* [TASK GOAL]:
Give the number of lines in the following entries that contain the word "Sokak", with nothing added.

── THE RECORDS ──

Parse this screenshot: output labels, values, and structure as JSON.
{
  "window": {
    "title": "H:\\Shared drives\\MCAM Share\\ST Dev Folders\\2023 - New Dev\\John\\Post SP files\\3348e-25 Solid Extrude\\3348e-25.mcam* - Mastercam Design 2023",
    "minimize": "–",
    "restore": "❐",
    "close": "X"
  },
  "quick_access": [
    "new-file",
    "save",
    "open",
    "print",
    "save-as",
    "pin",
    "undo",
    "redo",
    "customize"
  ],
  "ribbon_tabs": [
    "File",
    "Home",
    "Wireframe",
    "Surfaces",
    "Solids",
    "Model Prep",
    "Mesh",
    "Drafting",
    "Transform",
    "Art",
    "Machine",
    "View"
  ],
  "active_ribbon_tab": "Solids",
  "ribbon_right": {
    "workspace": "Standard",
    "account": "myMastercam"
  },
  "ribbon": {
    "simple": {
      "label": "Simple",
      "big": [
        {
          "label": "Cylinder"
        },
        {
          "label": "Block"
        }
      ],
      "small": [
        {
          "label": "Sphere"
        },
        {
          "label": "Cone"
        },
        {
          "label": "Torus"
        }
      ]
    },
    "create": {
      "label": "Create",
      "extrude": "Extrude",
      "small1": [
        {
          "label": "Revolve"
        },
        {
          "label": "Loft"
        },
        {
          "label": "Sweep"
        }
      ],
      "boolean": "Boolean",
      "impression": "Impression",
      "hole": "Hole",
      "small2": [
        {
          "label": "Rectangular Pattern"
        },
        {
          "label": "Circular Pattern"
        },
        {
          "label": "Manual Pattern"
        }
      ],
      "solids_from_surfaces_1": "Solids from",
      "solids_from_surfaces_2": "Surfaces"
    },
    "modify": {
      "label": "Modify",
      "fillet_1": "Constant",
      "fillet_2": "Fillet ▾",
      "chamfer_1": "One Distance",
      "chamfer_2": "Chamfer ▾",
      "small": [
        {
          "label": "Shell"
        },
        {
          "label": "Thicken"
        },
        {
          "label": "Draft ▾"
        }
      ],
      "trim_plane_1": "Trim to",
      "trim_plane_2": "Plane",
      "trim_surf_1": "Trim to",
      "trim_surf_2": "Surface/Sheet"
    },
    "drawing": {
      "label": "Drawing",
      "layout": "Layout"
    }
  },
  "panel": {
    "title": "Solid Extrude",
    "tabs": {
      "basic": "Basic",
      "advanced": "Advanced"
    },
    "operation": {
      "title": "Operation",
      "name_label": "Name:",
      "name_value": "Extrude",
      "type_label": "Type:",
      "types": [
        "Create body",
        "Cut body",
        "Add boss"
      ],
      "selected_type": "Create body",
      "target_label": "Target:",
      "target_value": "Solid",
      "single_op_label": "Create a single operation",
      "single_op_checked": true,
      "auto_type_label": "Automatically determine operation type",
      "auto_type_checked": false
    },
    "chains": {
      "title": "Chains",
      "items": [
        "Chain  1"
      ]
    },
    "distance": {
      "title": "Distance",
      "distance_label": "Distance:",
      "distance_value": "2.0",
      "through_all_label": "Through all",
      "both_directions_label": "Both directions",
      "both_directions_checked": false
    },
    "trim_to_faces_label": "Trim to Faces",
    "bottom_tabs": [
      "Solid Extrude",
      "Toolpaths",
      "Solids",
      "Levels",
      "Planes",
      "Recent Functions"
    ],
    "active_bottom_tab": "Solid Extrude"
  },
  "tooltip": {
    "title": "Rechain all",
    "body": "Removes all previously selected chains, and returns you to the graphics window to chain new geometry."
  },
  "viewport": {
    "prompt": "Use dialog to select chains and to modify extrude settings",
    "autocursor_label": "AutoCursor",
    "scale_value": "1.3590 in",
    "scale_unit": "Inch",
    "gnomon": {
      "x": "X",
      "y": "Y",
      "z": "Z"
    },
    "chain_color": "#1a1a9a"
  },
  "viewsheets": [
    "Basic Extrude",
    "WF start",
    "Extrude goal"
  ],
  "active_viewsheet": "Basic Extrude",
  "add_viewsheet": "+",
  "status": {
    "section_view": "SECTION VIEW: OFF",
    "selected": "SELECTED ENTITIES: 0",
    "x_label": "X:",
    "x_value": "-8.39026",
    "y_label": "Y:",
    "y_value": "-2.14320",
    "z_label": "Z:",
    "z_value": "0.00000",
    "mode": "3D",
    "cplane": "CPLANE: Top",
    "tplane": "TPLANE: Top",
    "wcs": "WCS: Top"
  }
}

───
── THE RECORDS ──

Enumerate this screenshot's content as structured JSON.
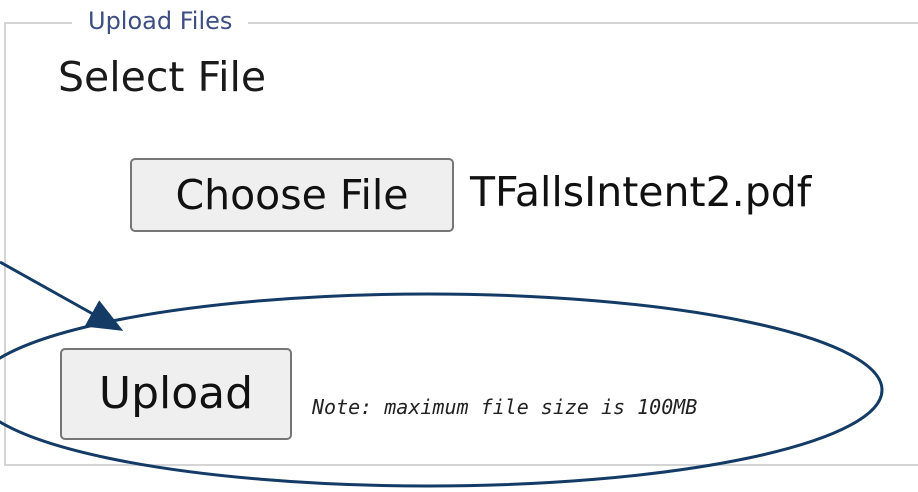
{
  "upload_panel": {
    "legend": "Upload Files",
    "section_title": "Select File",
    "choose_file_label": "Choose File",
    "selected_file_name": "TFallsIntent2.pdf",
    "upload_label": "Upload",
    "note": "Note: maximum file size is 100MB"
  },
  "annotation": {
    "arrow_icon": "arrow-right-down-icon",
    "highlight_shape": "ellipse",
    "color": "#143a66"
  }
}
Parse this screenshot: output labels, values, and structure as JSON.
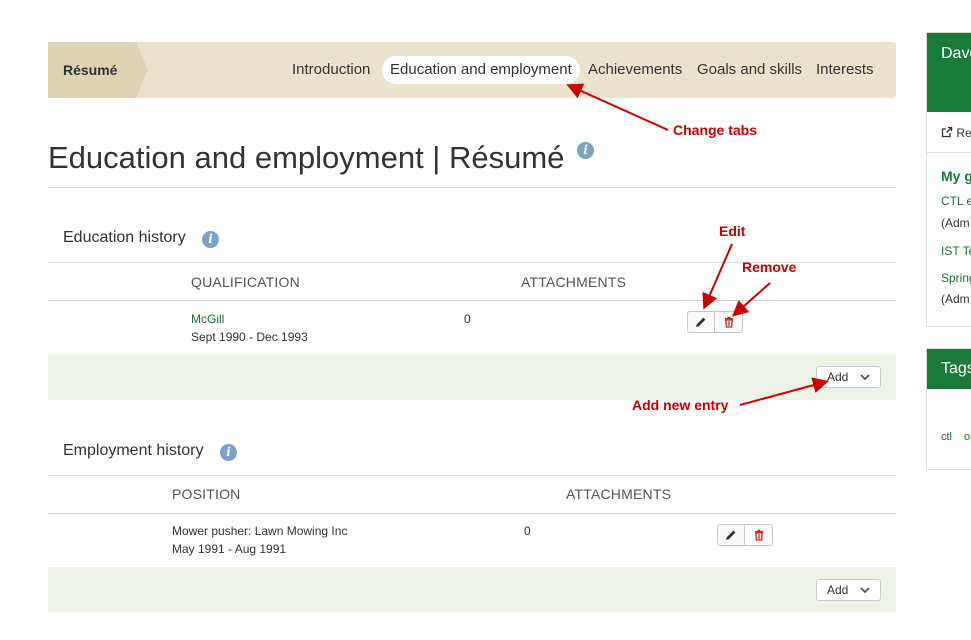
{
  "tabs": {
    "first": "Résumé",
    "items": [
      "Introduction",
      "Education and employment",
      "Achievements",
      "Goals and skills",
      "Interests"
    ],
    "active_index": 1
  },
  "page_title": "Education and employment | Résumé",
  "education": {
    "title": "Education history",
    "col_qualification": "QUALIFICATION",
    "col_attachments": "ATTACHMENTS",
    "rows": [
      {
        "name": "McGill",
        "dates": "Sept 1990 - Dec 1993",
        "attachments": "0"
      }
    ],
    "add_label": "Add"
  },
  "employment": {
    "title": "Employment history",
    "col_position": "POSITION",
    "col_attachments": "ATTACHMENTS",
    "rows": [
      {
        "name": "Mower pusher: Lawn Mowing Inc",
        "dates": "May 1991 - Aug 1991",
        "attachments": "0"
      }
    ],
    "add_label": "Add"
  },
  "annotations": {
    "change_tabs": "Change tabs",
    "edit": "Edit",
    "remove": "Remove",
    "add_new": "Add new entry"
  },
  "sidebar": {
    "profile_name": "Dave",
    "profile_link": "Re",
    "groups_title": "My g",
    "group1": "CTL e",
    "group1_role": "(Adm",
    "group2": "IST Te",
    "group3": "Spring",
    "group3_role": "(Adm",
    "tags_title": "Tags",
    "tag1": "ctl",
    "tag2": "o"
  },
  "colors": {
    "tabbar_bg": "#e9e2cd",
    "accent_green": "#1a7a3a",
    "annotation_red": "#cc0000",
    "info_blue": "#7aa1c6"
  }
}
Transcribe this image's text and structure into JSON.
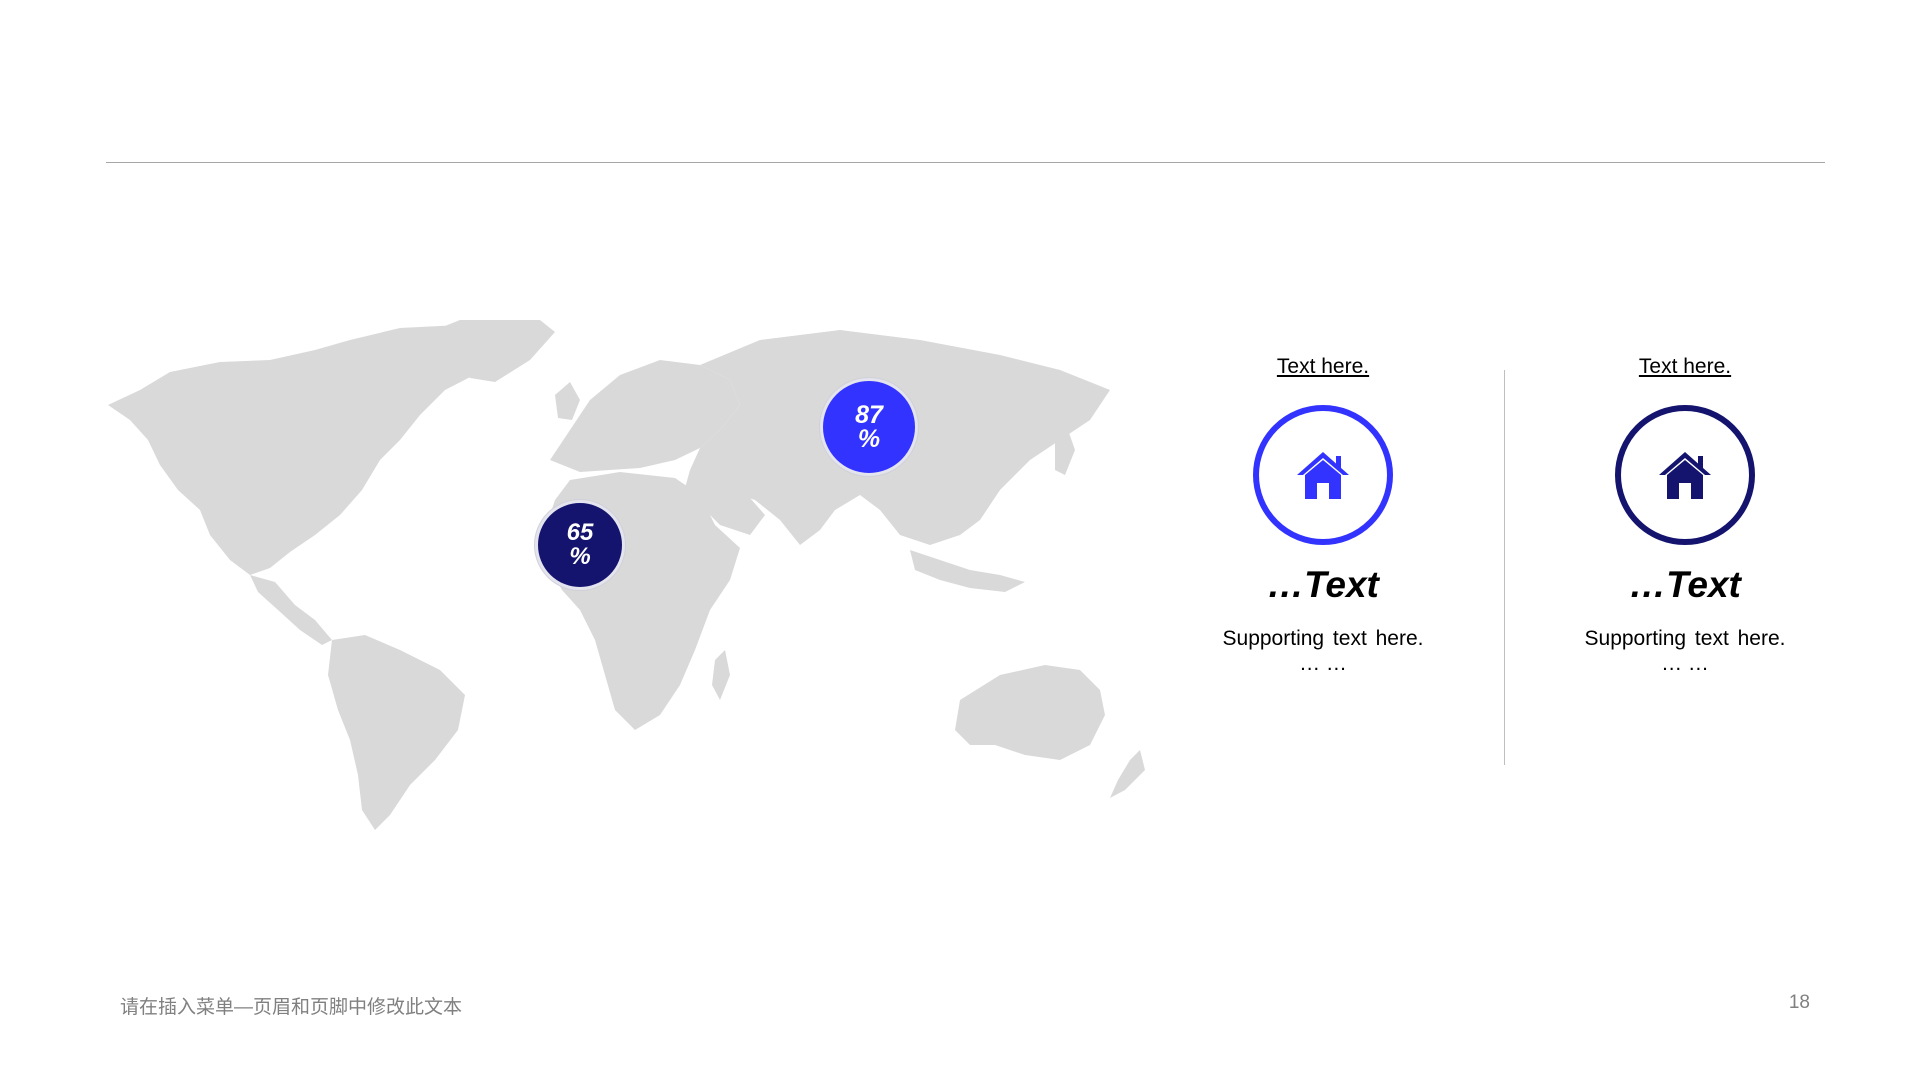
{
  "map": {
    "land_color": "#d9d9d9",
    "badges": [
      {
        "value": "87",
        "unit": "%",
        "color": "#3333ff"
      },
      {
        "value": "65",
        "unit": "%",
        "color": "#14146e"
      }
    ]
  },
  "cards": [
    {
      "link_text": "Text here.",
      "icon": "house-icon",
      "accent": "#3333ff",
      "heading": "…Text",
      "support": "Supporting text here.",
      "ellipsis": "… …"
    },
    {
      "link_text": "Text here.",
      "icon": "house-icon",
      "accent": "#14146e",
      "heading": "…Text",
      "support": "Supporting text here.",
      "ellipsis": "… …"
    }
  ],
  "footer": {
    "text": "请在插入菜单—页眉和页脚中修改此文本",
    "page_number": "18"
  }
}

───
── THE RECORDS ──

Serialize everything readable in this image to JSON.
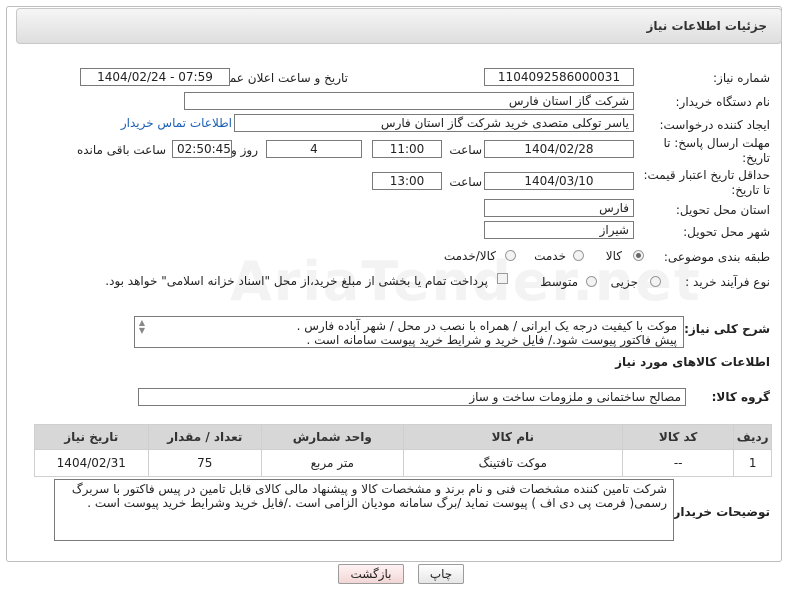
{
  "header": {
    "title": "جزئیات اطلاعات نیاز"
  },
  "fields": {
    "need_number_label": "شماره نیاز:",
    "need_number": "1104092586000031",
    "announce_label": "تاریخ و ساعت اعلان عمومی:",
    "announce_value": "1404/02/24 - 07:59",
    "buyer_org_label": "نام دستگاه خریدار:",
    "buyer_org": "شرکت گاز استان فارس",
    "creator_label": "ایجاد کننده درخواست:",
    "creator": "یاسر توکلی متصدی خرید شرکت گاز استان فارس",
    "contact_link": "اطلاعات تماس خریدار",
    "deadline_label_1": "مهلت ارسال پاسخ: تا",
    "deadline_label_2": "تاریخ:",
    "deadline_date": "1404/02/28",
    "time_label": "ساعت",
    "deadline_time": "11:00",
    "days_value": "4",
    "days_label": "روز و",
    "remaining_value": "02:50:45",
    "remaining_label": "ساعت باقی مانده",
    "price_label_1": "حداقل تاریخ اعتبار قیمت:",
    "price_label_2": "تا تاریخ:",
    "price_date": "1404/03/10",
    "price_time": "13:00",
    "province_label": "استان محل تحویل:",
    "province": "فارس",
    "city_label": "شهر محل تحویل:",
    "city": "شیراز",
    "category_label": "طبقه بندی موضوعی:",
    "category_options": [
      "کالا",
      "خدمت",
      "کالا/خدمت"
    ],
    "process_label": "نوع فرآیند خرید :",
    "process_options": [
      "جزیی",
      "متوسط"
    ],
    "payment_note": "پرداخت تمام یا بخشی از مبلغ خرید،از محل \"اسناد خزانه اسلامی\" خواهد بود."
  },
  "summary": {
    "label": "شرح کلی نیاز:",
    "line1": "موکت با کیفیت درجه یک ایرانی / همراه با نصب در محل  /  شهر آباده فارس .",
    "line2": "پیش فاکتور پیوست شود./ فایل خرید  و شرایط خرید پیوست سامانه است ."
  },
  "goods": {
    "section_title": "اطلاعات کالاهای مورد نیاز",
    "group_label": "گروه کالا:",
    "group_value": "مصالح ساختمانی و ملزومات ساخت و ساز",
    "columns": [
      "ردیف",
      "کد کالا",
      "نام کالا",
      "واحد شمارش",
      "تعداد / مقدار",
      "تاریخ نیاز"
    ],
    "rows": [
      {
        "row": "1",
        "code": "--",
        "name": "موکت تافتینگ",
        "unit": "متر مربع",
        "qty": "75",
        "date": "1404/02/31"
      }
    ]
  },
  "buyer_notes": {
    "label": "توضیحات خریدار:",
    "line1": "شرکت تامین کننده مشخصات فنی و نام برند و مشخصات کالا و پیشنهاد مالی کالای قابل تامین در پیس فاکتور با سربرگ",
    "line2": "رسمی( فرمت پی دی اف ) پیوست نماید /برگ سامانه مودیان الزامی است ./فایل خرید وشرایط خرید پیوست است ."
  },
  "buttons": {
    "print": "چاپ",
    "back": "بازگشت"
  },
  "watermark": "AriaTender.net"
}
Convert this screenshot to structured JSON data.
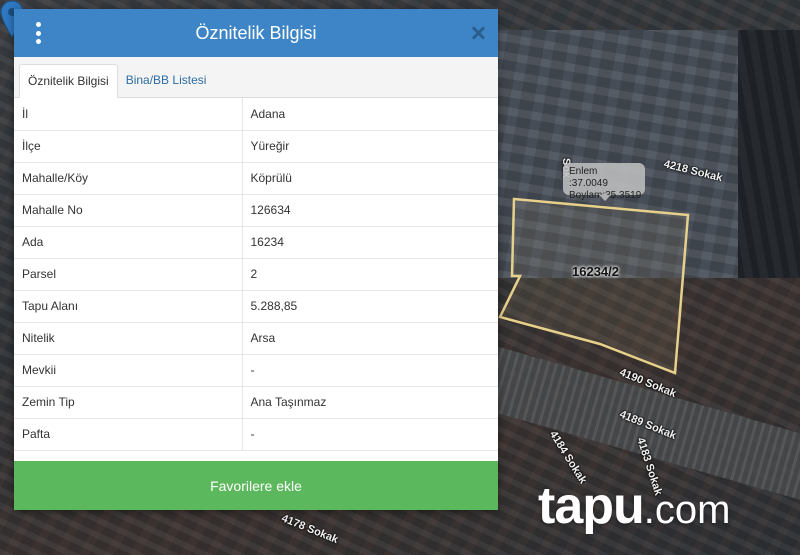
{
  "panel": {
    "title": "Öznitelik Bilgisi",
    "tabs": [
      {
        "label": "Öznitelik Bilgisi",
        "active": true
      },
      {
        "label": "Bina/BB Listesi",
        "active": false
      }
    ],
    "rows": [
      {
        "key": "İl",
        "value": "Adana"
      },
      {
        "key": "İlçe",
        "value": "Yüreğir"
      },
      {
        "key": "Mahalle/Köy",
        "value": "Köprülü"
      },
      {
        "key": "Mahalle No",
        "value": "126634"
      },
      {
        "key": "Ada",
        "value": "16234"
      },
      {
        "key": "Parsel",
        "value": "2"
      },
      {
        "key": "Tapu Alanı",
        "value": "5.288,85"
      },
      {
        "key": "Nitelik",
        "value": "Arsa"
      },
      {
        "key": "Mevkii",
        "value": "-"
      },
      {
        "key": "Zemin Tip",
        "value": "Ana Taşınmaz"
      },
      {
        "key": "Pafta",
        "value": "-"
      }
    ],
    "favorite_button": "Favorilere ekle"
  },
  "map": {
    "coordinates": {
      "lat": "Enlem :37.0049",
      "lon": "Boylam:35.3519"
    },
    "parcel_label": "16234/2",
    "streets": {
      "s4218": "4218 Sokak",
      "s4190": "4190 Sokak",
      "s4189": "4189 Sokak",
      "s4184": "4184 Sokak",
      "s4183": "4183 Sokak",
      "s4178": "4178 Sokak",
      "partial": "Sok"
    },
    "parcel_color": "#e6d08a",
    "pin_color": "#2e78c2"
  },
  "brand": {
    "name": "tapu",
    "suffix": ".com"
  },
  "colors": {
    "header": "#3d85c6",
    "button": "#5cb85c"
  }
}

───

* [YOUR SOLUTION]:
6